I will say, however, that in spite of all this nonsensical, blatantly misogynistic talk about how Paula Broadwell seduced a saintly man whose only flaw was in caring too deeply about others, I still got a kick out of this:
Why do we care about the private lives of celebrities? I guess it’s because we want to believe that they’re like the people they portray in their art. Usually, they aren’t, but that doesn’t mean they can’t still embody some of those qualities. I was heartbroken to read about Henry Fonda’s personal life and hear him described as temperamental, cold, and narcissistic. He not only starred in and produced 12 Angry Men, one of my favorite films of all time, but represented something fundamentally honest, altruistic, and noble in basically everything I’ve seen him in besides Once Upon a Time in the West. Maybe he wasn’t like that. Then again, maybe he was more like that than people give him credit for. His children both report that he was not a very good father. But plenty of good people have troubled relationships with their kids. I get along with my mother right now, but for much of my life, that was not the case, and the fact that virtually everyone who encountered her thought she was wonderful exacerbated rather than soothed my resentment. I kind of have to believe that in spite of his numerous flaws, Henry Fonda was somehow more than the sum of his parts, that it wasn’t an accident or some act of mass deception that turned him into the icon that he is. I have similar feelings about Christopher Eccleston, the 9th Doctor, who was described by at least one of his castmates on Doctor Who as cranky and, frankly, just not a fun person to be around. I can be like that, but I don’t think that tells you everything about a person.
Sometimes it is fair to ask questions about the private nature of somebody we admire, and sometimes, you have to just back the fuck off.

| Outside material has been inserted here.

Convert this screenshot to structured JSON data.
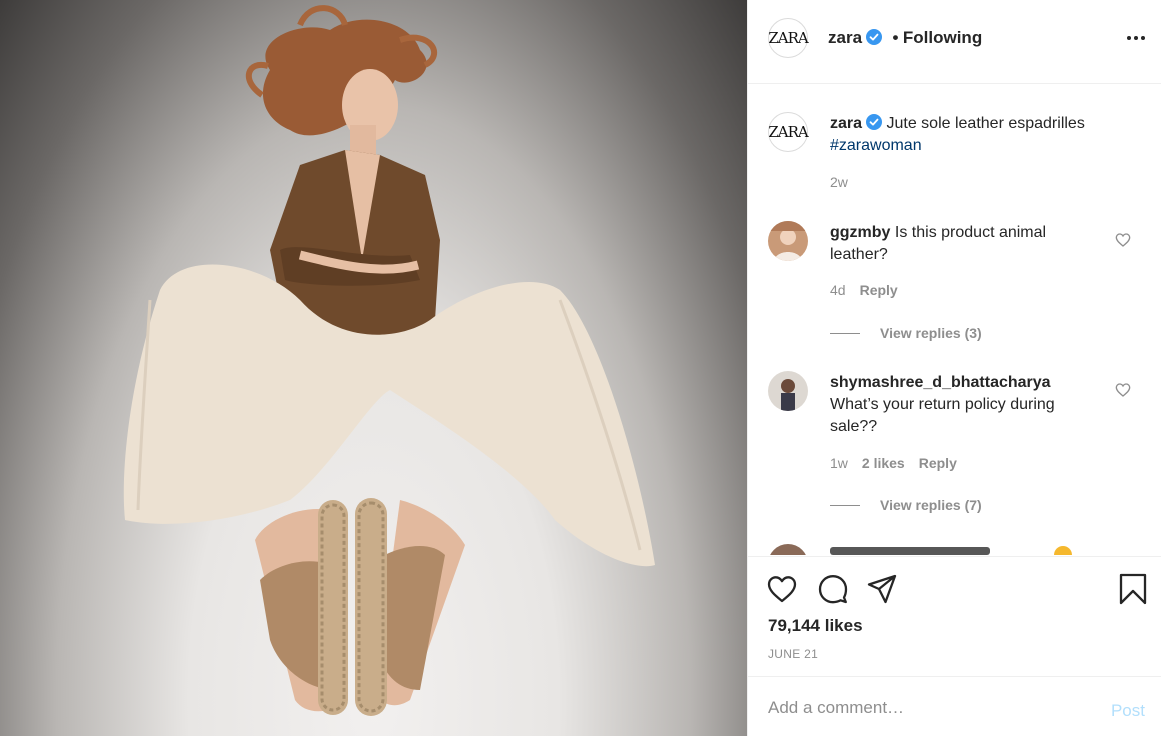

It is possible to be a terrible human being and a great artist, but I think most, if not all of the artists, politicians, journalists, and other figures that inspire me do so because I try to look past whatever is superficial about a person and, if I can, glimpse their soul. Gandhi was a deeply flawed man in some ways, but he accomplished many great things. Let us try to see all of his sides rather than just the ones that make us feel comfortable.